Emma Hutchins as a young Lady MacBeth
Out, Damned Spot is a one-actor show that presents us with, effectively, MacBeth, the Prequel. It is a one-hour production written and performed by Emma Hutchins. The show opens with Isobel on her wedding day. She enters in her wedding dress and promptly falls to the floor, the victim of her impetuous nature and stormy temperament.
Emma Hutchins’ Lady MacBeth is 23 at her wedding, an unformed project for Donald (MacBeth), who has married beneath him. She is a country girl untutored in the ways of the nobility, quietly relishing her new found status.
Through various short scenes we are given glimpses of her life. Despite a wish for children, she seems unable to bear them. Her one daughter who is much beloved by her, dies in childbirth (Sorry, not in childbirth, but early childhood). And there are other problems too.
MacBeth is absent for long periods, fighting on behalf of the King. The newly ennobled Lady MacBeth finds her existence a lonely and friendless one. Her chief pleasure, the ‘progress’ of the court around the country is finally denied to her after she is compromised by the King. Her mother-in-law, with whom she is forced to spent much of her tme in the cheerless castle, is cold and bitterly regrets that Isobel has become Lady MacBeth.
In the end, it is only with her mother-in-law’s death that she can find any joy in the world, and so begins the tale that Shakespeare told, of her and her husband’s ambition, and their joint willingness to commit multiple murders in order to realise it.
It is an interesting idea, but whether this glimpse into an imagined past actually holds water is another matter entirely. There is also that difficult matter of tone. It would be too much to ask to have Emma Hutchins create her vision in truly effective Shakespearean language, but somehow, because of the nature of her heroine, that is exactly what we expect. And of course, it can’t be done. The atmosphere of medieval Scotland is sketched at, but never totally convinces. There seems just to be a lack of those small but crucial details that tell us where we are and what the times are like. Shakespeare never used first names, and just that one thing (Macbeth becoming Donald, and his wife, Isobel) seems to trivialise what is to come. We are no longer watching a tragedy, but a domestic drama.

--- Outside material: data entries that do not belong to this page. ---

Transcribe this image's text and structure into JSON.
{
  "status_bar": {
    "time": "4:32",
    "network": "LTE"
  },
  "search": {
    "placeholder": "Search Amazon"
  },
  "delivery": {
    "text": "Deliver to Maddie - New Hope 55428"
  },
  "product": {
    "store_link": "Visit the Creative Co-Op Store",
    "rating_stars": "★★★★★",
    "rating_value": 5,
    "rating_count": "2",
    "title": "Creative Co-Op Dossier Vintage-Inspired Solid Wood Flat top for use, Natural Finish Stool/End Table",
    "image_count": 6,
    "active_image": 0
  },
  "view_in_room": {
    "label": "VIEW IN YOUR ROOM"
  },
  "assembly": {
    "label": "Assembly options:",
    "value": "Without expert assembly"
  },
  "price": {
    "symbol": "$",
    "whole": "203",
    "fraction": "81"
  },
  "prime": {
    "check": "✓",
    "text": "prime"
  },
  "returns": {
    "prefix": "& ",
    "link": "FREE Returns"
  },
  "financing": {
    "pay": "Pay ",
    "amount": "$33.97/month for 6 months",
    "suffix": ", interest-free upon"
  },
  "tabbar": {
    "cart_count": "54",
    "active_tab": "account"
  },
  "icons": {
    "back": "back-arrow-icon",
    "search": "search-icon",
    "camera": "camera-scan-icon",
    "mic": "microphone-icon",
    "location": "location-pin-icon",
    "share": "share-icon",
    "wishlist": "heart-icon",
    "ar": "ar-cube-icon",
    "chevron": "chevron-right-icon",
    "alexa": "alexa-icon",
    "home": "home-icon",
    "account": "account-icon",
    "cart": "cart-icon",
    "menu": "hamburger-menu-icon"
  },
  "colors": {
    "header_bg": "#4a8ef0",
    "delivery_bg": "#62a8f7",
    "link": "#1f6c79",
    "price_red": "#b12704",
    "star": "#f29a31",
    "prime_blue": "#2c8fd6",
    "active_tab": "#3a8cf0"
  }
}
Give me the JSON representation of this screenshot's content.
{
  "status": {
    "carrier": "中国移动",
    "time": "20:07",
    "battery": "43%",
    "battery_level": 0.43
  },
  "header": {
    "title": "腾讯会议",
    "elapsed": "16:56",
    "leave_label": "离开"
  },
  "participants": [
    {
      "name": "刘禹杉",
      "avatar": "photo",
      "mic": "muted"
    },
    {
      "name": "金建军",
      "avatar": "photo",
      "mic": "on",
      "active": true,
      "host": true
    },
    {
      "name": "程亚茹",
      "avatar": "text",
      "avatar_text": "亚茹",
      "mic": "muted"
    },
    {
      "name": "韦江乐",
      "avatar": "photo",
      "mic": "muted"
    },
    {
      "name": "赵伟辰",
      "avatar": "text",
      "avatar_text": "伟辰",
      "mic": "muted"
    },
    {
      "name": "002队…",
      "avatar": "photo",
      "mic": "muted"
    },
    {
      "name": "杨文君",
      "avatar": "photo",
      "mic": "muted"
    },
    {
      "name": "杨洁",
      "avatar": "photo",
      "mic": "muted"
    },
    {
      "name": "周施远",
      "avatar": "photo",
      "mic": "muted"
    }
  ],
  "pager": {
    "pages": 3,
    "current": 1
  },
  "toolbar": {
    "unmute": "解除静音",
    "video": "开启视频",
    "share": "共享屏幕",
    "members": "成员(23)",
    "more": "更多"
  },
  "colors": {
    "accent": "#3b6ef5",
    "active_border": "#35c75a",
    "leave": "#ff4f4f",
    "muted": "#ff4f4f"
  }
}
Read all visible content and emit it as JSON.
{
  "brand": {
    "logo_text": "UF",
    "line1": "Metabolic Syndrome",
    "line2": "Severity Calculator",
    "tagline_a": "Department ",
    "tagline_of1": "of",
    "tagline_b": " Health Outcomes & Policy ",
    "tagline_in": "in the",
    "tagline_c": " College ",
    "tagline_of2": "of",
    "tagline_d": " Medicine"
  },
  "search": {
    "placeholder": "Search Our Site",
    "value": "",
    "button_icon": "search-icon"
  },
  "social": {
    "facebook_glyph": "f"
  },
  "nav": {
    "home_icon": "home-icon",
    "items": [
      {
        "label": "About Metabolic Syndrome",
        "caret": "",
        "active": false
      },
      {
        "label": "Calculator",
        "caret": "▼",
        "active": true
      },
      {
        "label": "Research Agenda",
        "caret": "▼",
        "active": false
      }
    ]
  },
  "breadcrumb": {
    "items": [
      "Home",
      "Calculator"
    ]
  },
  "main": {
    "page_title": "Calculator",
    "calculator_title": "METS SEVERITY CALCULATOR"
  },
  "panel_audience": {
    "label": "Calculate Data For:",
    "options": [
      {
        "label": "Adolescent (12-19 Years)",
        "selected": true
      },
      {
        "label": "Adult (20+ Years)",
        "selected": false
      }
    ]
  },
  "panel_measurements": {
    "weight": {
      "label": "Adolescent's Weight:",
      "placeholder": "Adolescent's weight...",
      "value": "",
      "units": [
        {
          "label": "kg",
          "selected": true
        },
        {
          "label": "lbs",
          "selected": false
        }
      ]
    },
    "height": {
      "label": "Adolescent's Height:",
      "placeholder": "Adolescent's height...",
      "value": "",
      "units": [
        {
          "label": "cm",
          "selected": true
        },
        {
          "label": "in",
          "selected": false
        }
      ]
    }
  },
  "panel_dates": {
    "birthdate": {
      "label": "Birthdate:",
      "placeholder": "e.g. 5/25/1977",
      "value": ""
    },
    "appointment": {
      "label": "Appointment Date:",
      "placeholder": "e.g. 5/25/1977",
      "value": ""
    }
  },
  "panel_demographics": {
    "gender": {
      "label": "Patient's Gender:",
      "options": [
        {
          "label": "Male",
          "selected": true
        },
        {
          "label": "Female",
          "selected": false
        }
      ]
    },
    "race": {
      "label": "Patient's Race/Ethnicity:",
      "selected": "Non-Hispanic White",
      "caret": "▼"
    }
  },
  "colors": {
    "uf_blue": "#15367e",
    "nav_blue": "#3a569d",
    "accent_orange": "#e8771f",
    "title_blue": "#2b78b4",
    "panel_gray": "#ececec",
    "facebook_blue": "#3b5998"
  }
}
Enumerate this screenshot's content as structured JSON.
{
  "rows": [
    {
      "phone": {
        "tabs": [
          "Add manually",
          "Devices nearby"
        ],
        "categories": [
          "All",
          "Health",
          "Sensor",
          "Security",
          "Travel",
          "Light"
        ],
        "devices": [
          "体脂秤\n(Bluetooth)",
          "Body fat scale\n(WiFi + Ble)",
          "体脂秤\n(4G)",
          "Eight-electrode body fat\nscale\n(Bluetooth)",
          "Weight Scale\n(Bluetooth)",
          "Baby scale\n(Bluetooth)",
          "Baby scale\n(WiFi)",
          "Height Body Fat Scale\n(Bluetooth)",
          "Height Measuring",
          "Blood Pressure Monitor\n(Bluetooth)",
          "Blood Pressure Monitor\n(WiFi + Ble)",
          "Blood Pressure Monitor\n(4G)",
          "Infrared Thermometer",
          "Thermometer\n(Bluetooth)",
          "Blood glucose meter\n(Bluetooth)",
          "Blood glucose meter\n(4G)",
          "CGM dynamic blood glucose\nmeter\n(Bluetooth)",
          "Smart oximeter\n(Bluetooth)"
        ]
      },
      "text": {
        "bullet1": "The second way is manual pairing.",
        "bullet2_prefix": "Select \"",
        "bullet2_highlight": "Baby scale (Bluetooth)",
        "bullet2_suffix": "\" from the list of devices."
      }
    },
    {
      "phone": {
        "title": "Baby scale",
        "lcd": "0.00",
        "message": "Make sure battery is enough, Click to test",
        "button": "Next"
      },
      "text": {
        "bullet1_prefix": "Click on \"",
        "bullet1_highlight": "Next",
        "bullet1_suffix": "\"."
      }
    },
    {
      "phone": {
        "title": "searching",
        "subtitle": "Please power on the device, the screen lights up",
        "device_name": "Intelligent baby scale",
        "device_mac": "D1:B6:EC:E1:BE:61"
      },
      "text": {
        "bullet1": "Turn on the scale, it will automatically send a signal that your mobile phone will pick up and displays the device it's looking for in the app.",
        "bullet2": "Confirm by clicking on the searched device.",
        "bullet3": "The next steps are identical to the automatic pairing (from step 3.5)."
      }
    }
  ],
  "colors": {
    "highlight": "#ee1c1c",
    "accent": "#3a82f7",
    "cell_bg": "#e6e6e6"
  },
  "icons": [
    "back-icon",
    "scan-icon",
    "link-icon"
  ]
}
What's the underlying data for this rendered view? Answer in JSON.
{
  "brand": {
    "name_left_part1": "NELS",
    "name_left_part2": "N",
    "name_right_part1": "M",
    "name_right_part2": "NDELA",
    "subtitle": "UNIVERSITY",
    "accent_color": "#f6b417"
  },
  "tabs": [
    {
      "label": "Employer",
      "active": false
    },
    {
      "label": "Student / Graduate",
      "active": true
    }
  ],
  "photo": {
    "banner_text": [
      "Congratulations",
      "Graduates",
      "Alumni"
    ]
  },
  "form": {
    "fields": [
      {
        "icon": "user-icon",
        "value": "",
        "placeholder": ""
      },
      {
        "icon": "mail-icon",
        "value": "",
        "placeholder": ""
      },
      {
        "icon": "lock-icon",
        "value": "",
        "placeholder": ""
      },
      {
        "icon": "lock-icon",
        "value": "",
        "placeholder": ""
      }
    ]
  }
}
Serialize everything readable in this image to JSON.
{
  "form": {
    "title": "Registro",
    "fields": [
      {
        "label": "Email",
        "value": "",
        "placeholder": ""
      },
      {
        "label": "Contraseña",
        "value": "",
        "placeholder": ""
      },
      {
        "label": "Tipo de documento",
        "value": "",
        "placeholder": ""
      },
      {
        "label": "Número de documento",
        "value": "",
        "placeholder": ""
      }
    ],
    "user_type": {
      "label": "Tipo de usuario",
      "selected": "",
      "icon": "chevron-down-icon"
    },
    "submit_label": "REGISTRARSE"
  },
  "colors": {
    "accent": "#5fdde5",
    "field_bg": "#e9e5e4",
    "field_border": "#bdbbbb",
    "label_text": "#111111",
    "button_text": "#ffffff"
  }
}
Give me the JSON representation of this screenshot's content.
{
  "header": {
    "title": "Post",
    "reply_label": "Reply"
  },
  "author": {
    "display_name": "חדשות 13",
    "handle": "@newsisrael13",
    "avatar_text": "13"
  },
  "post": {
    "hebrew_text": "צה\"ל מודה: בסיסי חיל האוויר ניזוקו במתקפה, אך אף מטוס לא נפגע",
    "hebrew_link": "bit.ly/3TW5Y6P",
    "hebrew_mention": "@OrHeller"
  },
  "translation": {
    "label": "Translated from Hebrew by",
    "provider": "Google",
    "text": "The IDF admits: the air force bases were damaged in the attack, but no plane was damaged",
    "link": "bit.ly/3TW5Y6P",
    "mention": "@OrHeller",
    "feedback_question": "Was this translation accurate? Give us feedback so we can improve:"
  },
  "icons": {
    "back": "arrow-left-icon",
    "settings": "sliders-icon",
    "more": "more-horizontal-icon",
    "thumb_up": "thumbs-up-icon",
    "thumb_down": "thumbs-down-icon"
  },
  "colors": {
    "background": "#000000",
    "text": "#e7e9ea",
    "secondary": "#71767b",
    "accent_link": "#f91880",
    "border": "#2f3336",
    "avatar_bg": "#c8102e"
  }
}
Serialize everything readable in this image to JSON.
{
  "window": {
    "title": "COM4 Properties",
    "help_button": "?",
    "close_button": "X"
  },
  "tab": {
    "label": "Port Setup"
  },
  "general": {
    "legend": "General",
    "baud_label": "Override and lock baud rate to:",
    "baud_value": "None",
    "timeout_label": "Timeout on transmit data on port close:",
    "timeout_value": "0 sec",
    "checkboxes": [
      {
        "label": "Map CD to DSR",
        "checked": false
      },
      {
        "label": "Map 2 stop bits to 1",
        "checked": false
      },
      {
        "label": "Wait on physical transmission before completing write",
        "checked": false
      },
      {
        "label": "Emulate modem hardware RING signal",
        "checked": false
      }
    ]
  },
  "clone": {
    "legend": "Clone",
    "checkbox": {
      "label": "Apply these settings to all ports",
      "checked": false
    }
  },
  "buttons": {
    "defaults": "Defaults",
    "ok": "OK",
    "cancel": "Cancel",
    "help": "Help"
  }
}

Emma Hutchins works hard to breathe life into her character, but it is difficult to feel sympathy for her, and difficult too, to imagine how she might have emerged as Shakespeare’s lady with blood on her hands.
reviewed 11 August 2011, Etcetera Theatre
(c) Michael Spring